Ngwu, E.K1., Uneze, H2.Akubor,P3. and Sani, D1
1Department of Home Science, Nutrition and Dietetics, University of Nigeria, Nsukka,
2Department of Human Nutrition and Dietetics, Michael Okpara University of Agriculture
3Department of Food Science and Technology,University of Nigeria, Nsukka
Background: The major constraint in planning therapeutic diets with local foods is the dearth of nutrition
information including dietary fibre and starch composition of local foods. This study determined the dietary fibre, starch, amylose and amylopectin contents of African yam bean (AYB), maize and ginger powders, and African yam bean gruel for their possible use in high dietary fibre confectioneries for diabetics, obese and overweight subjects.
Materials and Methods: Cream-coloured AYB seeds, white maize and fresh ginger roots were purchased
from Orba International Market, Udenu Local Government Area of Enugu State, Nigeria. The three crops were processed into powders and analysed for dietary fibre, starch, amylose and amylopectin contents using AOAC methods.

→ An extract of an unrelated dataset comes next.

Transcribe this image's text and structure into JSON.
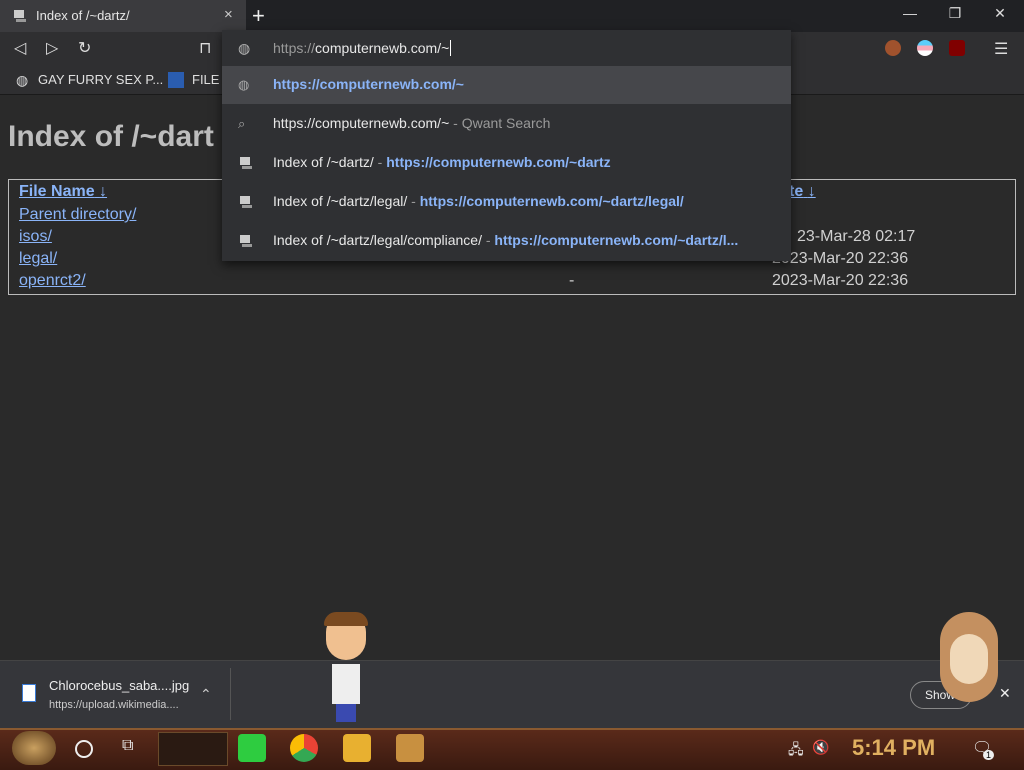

Results: The total dietary fibre contents ranged from 9.4% in maize to 17.3%in ginger. The AYB had total dietary fiber content of 12.5% of which 1.7% and 10.2% of it were soluble and insoluble dietary fibres, respectively. The insoluble dietary fibre content (9.2%) of maize powder was higher than the soluble dietary fibre (0.2%). The AYB gruel had the least starch content of 38% while maize powder had the highest starch content (65%). The amylose contents were 22% in ginger powder, 27% in AYB gruel, 29% in maize powder and 31% in AYB powder. The amylopectin contents were higher than the amylose contents for all the samples, values varied from 69 to 78%.
Conclusion: African yam bean, maize and ginger powders, and African yam bean gruel contained high
levels of dietary fibre. Their composite flours would have the potential of producing high dietary fibre
confectionaries for subjects with chronic diet related non-communicable diseases such as diabetes and